In Poland, Romney is expected to criticize the Obama administration’s reset policy with Russia. In fact, US and Polish approaches to Moscow have hewed closely together [bold mine-DL]. Polish Foreign Minister Radek Sikorski has stated that his country started its own reset with Russia in 2007 and paved the way for the US to follow a similar path. Even in conservative Poland, Obama’s approval rating stands at 50 percent, up from George W. Bush’s 41 percent during his last year in office, according to the Pew Global Attitudes Survey.
Apart from criticizing Obama’s Russia policy, the most remarkable feature of Romney’s vision is his lack of approach. His 48-page document outlining his foreign-policy strategy does not once mention the North Atlantic Treaty Organization or the European Union [bold mine-DL]. That will certainly be a source of concern for his European hosts, two of the largest members of both organizations and countries with two of the largest troop contingents to the NATO mission in Afghanistan.

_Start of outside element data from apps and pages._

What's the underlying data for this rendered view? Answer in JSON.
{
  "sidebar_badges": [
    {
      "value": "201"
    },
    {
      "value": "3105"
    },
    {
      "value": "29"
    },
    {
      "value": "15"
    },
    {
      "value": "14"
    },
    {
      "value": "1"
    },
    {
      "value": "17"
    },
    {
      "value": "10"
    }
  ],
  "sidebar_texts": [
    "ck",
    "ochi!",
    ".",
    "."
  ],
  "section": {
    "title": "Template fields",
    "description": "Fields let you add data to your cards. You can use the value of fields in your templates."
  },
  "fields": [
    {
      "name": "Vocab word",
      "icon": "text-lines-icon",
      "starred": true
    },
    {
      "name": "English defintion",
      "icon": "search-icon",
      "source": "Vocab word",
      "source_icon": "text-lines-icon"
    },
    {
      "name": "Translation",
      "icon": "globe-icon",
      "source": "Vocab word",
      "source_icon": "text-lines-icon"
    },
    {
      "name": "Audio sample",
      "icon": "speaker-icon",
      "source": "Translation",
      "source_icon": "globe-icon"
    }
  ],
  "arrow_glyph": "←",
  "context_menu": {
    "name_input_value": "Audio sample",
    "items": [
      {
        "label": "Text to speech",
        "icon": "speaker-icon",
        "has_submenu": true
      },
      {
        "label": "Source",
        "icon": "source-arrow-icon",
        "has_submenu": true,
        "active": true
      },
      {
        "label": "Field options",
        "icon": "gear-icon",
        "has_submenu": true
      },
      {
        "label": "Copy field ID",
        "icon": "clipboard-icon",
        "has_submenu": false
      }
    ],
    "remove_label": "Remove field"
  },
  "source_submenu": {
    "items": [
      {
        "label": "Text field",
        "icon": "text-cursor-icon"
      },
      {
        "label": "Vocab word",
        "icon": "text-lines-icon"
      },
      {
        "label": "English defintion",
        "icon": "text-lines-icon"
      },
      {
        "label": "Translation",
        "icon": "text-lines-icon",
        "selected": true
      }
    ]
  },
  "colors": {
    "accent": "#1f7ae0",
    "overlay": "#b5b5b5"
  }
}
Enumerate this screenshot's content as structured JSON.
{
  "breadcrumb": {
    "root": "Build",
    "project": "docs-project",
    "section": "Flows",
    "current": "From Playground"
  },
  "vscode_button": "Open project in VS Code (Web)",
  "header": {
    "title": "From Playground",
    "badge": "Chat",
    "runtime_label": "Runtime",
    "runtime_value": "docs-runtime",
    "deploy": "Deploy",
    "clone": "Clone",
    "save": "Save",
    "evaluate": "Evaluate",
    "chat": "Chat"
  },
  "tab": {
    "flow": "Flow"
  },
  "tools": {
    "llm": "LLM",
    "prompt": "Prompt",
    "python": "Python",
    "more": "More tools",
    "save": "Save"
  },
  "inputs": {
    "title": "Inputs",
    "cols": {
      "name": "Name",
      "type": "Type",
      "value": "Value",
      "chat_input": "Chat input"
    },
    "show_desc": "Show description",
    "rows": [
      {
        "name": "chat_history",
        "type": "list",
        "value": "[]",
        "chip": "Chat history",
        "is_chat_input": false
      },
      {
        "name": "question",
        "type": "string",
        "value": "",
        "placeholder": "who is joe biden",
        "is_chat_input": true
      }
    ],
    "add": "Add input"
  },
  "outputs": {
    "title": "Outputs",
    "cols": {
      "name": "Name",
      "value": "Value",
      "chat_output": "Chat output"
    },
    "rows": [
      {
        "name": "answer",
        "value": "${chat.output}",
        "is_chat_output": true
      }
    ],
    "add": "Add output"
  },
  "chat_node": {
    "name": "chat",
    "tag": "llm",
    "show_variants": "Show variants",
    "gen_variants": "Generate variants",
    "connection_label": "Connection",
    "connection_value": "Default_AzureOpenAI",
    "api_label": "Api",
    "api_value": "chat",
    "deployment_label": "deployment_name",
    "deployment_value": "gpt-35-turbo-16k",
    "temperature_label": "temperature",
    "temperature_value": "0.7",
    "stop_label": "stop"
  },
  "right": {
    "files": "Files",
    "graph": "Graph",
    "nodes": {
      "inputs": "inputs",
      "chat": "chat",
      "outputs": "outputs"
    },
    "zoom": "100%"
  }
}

This is a familiar argument because it is one that I have been making on and off for the last year or more. Given Romney’s confused and ill-informed views related to NATO, perhaps it is just as well that he doesn’t say more about the alliance. When a candidate’s campaign website and foreign policy white paper completely fail to address U.S. relations with European governments, it doesn’t make much sense for that candidate to be lecturing anyone about the supposed neglect or mistreatment being shown to our European allies. The charges of neglect and mistreatment are mostly nonsense in any case, but coming from the Romney campaign they are impossible to take seriously.